__PROVIDED INFORMATION__.

- Opening Delimiter -

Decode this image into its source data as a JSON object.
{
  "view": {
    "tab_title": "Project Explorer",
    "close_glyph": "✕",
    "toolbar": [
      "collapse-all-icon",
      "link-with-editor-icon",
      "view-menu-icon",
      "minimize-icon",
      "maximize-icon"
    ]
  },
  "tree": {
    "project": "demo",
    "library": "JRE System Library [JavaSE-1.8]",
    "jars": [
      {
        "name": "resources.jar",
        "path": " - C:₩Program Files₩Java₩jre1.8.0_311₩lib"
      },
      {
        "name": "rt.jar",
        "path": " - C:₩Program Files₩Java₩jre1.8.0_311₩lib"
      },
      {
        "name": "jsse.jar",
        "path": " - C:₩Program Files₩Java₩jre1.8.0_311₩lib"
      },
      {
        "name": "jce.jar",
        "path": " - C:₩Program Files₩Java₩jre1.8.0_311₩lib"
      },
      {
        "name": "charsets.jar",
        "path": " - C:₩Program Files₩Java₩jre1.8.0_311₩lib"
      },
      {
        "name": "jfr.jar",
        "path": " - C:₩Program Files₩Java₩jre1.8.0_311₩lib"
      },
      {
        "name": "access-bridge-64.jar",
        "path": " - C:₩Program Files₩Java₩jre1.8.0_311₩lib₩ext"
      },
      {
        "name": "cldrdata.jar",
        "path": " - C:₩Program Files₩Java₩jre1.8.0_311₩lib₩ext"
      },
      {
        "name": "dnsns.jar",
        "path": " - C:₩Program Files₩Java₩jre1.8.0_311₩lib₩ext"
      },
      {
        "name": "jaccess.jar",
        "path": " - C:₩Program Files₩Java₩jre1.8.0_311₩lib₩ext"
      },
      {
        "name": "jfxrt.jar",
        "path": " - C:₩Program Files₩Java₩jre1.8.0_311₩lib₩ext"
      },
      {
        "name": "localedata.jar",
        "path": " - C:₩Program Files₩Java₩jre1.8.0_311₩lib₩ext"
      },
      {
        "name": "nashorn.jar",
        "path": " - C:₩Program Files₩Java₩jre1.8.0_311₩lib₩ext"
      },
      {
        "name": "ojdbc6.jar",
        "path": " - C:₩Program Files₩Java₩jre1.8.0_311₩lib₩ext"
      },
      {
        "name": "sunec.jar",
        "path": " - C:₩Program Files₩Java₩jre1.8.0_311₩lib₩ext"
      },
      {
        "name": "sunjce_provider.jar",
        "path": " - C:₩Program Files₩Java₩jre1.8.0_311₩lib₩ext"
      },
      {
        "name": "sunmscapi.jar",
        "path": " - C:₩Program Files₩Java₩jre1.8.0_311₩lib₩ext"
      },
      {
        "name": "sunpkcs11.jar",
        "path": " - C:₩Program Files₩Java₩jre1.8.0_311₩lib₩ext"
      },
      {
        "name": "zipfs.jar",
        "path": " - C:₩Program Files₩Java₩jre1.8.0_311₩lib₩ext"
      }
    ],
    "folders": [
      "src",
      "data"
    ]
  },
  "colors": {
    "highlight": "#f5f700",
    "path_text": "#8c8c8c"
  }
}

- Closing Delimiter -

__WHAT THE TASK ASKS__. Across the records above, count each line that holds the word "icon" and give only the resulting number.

__OUTPUT__. 5